At the climate talks in Panama City this week, the US argued that as of 2009, nine of the top 20 emitters of carbon dioxide in the atmosphere are from developing or non-Annex 1 countries, according to the Third World Network (TWN), a daily publication on climate change negotiations.

While the U.S did not name these countries, it urged the 194 Parties to the Convention to consider ‘graduating’ non-Annex 1 countries.

“The other option would be to eliminate the Annex 1 –non Annex 1 distinction and take more continuum approach.
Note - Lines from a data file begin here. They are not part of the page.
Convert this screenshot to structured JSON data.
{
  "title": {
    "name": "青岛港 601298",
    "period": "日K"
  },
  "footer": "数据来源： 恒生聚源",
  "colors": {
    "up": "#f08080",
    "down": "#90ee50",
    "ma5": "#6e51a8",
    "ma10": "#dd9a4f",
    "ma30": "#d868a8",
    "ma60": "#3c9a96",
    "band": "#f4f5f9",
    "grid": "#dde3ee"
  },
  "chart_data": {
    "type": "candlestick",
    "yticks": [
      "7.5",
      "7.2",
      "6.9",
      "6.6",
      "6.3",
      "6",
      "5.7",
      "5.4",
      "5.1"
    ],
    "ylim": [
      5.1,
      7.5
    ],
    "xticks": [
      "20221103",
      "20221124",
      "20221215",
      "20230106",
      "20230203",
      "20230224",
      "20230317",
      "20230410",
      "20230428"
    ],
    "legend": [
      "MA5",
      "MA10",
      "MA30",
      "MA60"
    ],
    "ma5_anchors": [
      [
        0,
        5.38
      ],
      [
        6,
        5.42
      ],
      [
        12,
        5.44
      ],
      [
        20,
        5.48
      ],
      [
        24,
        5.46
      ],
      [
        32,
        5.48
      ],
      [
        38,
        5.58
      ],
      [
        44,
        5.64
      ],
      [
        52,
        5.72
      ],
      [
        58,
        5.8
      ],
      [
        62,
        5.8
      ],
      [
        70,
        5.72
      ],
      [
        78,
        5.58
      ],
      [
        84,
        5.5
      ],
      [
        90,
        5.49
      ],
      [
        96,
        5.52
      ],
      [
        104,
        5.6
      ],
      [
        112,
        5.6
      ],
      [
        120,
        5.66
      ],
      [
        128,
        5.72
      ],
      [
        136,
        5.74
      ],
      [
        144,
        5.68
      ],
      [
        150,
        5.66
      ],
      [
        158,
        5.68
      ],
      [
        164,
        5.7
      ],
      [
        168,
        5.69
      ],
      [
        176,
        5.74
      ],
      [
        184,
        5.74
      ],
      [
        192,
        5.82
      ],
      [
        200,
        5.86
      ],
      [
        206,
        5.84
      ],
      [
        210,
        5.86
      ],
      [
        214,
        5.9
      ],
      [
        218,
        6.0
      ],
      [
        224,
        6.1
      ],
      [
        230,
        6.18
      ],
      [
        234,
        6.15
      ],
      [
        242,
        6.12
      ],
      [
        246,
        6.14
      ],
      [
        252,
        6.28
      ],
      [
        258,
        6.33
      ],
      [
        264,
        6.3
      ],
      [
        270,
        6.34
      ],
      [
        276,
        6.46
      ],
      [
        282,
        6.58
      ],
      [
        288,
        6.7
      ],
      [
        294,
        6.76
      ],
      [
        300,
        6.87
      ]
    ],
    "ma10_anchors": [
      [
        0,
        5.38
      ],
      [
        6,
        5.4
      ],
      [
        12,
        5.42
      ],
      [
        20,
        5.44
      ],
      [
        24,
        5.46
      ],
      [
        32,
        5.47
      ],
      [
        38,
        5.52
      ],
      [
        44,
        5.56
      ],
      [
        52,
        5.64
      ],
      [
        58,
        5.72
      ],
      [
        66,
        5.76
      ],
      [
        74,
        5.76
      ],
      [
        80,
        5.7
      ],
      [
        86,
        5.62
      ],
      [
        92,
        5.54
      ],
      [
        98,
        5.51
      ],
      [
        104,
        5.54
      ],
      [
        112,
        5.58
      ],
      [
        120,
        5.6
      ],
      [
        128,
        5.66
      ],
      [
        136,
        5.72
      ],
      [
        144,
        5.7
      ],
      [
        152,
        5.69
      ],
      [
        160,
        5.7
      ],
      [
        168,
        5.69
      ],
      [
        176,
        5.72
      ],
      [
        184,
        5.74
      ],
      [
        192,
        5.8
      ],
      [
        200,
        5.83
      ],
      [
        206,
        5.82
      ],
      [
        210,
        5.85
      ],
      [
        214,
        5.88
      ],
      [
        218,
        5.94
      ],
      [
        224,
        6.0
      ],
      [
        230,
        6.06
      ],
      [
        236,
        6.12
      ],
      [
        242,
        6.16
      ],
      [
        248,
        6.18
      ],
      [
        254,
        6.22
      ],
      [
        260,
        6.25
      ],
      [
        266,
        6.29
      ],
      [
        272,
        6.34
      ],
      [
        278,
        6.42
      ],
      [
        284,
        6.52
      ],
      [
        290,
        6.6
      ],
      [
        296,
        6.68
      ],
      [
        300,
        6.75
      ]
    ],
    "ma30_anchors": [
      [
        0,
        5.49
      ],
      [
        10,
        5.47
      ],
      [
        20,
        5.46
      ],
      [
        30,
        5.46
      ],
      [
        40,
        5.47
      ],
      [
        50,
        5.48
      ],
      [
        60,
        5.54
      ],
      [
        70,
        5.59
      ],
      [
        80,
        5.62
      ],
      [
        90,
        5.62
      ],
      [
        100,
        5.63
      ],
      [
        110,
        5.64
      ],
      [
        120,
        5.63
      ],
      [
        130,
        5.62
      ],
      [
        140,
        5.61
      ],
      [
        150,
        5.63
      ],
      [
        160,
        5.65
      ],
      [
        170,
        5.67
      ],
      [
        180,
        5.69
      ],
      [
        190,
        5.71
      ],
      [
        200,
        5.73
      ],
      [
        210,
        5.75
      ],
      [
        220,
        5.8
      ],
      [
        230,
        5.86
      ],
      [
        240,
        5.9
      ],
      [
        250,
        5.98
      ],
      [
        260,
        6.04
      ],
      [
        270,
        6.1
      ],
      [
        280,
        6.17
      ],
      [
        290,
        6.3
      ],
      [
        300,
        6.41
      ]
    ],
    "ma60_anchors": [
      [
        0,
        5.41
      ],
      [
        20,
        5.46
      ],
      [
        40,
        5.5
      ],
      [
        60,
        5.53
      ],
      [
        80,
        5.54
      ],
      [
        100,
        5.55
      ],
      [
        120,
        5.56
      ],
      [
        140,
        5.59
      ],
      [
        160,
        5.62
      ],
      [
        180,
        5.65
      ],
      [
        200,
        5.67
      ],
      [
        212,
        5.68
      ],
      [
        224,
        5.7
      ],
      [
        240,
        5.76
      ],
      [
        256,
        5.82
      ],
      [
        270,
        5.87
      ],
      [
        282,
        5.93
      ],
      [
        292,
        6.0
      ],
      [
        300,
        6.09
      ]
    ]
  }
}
The continuum would apply to common but differentiated responsibilities and respective capabilities, reports TWN.

Both India and Philippines criticised the U.S suggestion saying it was clear that emissions of the past, a large part was due to developed countries and that was why there was a differentiation between Annex 1 and non-Annex 1 countries.

The Alliance of Small Island States (AOSIS), whose members fall under the category of non-annex 1 countries disagrees with the U.S position.

AOSIS chair, Ambassador Dessima Williams said under the Convention, Annex 1 and non-Annex 1 countries have different legal obligations.

Developed countries who are historically the cause of the problem have to take obligatory actions under the Conventions.

“Developing countries under the Bali Plan of Action have two points – one, we must focus our priority on poverty eradication, that’s our main obligation. Our second obligation is to move away from business as usual. If you notice, developing countries are doing both.

“We cannot do that – eradicate poverty and disrupt business as usual until and unless we get some support, argued Ambassador Williams.

Most of the debate around the negotiations for the past three years now has been the push by industrialised or Annex 1 countries for major developing nations like Brazil, South Africa, Indian and China, whose global emissions are high to make similar mitigation commitments under the Kyoto Protocol.